**What to do**
Please copy out the records that follow, word for word.

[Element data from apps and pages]
★ ★ ★ ★

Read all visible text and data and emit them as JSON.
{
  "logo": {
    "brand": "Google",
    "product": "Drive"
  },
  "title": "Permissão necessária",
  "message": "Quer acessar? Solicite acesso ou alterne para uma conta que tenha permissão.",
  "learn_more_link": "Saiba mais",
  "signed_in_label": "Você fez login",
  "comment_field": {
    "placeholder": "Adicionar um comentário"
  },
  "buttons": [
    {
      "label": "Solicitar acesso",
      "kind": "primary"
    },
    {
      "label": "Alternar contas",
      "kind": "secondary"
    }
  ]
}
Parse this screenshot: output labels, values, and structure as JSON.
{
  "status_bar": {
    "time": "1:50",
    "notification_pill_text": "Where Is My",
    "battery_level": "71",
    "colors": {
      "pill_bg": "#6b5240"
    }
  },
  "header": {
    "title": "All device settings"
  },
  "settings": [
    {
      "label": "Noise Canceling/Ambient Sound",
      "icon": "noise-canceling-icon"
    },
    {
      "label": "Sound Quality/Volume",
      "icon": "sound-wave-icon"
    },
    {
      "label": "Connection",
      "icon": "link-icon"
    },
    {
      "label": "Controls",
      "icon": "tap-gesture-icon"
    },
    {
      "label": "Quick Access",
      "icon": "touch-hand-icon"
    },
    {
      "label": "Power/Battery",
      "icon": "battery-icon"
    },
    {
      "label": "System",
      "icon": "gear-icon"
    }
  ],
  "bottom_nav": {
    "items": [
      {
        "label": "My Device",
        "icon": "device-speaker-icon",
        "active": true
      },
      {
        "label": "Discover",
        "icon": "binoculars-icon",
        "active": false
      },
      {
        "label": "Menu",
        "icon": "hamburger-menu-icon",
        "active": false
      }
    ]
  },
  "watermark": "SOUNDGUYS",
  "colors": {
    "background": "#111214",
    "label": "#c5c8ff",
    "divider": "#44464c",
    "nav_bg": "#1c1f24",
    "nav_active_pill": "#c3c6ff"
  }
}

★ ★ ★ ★

**Exercise solution**
Read all visible text and data and emit them as JSON.
{
  "logo": {
    "brand": "Google",
    "product": "Drive"
  },
  "title": "Permissão necessária",
  "message": "Quer acessar? Solicite acesso ou alterne para uma conta que tenha permissão.",
  "learn_more_link": "Saiba mais",
  "signed_in_label": "Você fez login",
  "comment_field": {
    "placeholder": "Adicionar um comentário"
  },
  "buttons": [
    {
      "label": "Solicitar acesso",
      "kind": "primary"
    },
    {
      "label": "Alternar contas",
      "kind": "secondary"
    }
  ]
}
Parse this screenshot: output labels, values, and structure as JSON.
{
  "status_bar": {
    "time": "1:50",
    "notification_pill_text": "Where Is My",
    "battery_level": "71",
    "colors": {
      "pill_bg": "#6b5240"
    }
  },
  "header": {
    "title": "All device settings"
  },
  "settings": [
    {
      "label": "Noise Canceling/Ambient Sound",
      "icon": "noise-canceling-icon"
    },
    {
      "label": "Sound Quality/Volume",
      "icon": "sound-wave-icon"
    },
    {
      "label": "Connection",
      "icon": "link-icon"
    },
    {
      "label": "Controls",
      "icon": "tap-gesture-icon"
    },
    {
      "label": "Quick Access",
      "icon": "touch-hand-icon"
    },
    {
      "label": "Power/Battery",
      "icon": "battery-icon"
    },
    {
      "label": "System",
      "icon": "gear-icon"
    }
  ],
  "bottom_nav": {
    "items": [
      {
        "label": "My Device",
        "icon": "device-speaker-icon",
        "active": true
      },
      {
        "label": "Discover",
        "icon": "binoculars-icon",
        "active": false
      },
      {
        "label": "Menu",
        "icon": "hamburger-menu-icon",
        "active": false
      }
    ]
  },
  "watermark": "SOUNDGUYS",
  "colors": {
    "background": "#111214",
    "label": "#c5c8ff",
    "divider": "#44464c",
    "nav_bg": "#1c1f24",
    "nav_active_pill": "#c3c6ff"
  }
}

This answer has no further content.